=== Begin Enclosure ===

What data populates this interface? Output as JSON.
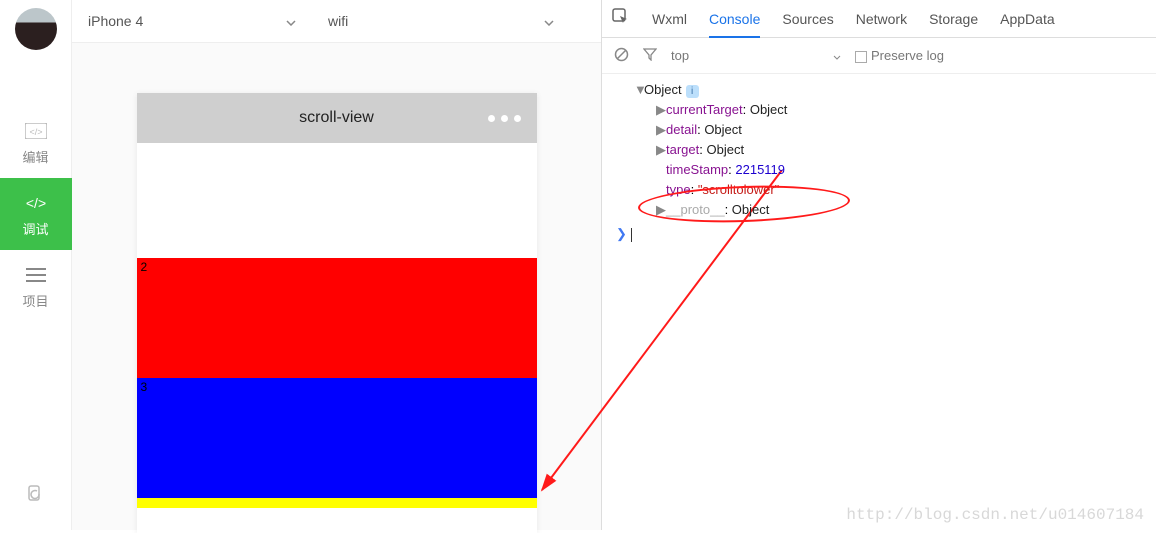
{
  "sidebar": {
    "avatar": "tree-avatar",
    "items": [
      {
        "icon": "code-brackets-icon",
        "label": "编辑"
      },
      {
        "icon": "debug-icon",
        "label": "调试"
      },
      {
        "icon": "hamburger-icon",
        "label": "项目"
      }
    ],
    "bottom_icon": "sync-icon"
  },
  "topbar": {
    "device": "iPhone 4",
    "network": "wifi"
  },
  "simulator": {
    "title": "scroll-view",
    "segments": [
      {
        "n": "2",
        "color": "red"
      },
      {
        "n": "3",
        "color": "blue"
      }
    ]
  },
  "devtools": {
    "tabs": [
      "Wxml",
      "Console",
      "Sources",
      "Network",
      "Storage",
      "AppData"
    ],
    "active_tab": "Console",
    "context": "top",
    "preserve_label": "Preserve log",
    "console": {
      "root": "Object",
      "props": [
        {
          "key": "currentTarget",
          "val": "Object",
          "kind": "obj"
        },
        {
          "key": "detail",
          "val": "Object",
          "kind": "obj"
        },
        {
          "key": "target",
          "val": "Object",
          "kind": "obj"
        },
        {
          "key": "timeStamp",
          "val": "2215119",
          "kind": "num"
        },
        {
          "key": "type",
          "val": "\"scrolltolower\"",
          "kind": "str"
        },
        {
          "key": "__proto__",
          "val": "Object",
          "kind": "dim"
        }
      ]
    }
  },
  "watermark": "http://blog.csdn.net/u014607184"
}
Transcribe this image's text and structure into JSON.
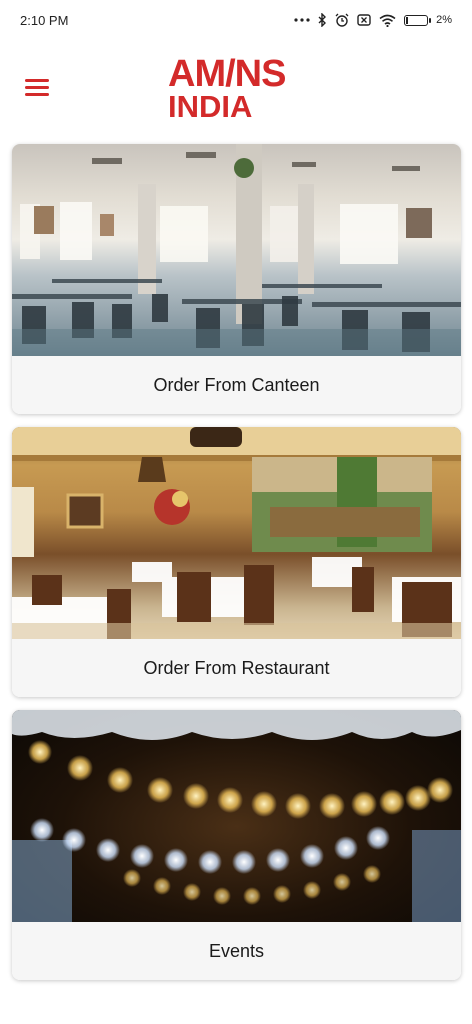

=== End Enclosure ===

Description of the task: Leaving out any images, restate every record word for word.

Response for this exercise:
What data populates this interface? Output as JSON.
{
  "sidebar": {
    "avatar": "tree-avatar",
    "items": [
      {
        "icon": "code-brackets-icon",
        "label": "编辑"
      },
      {
        "icon": "debug-icon",
        "label": "调试"
      },
      {
        "icon": "hamburger-icon",
        "label": "项目"
      }
    ],
    "bottom_icon": "sync-icon"
  },
  "topbar": {
    "device": "iPhone 4",
    "network": "wifi"
  },
  "simulator": {
    "title": "scroll-view",
    "segments": [
      {
        "n": "2",
        "color": "red"
      },
      {
        "n": "3",
        "color": "blue"
      }
    ]
  },
  "devtools": {
    "tabs": [
      "Wxml",
      "Console",
      "Sources",
      "Network",
      "Storage",
      "AppData"
    ],
    "active_tab": "Console",
    "context": "top",
    "preserve_label": "Preserve log",
    "console": {
      "root": "Object",
      "props": [
        {
          "key": "currentTarget",
          "val": "Object",
          "kind": "obj"
        },
        {
          "key": "detail",
          "val": "Object",
          "kind": "obj"
        },
        {
          "key": "target",
          "val": "Object",
          "kind": "obj"
        },
        {
          "key": "timeStamp",
          "val": "2215119",
          "kind": "num"
        },
        {
          "key": "type",
          "val": "\"scrolltolower\"",
          "kind": "str"
        },
        {
          "key": "__proto__",
          "val": "Object",
          "kind": "dim"
        }
      ]
    }
  },
  "watermark": "http://blog.csdn.net/u014607184"
}
Transcribe this image's text and structure into JSON.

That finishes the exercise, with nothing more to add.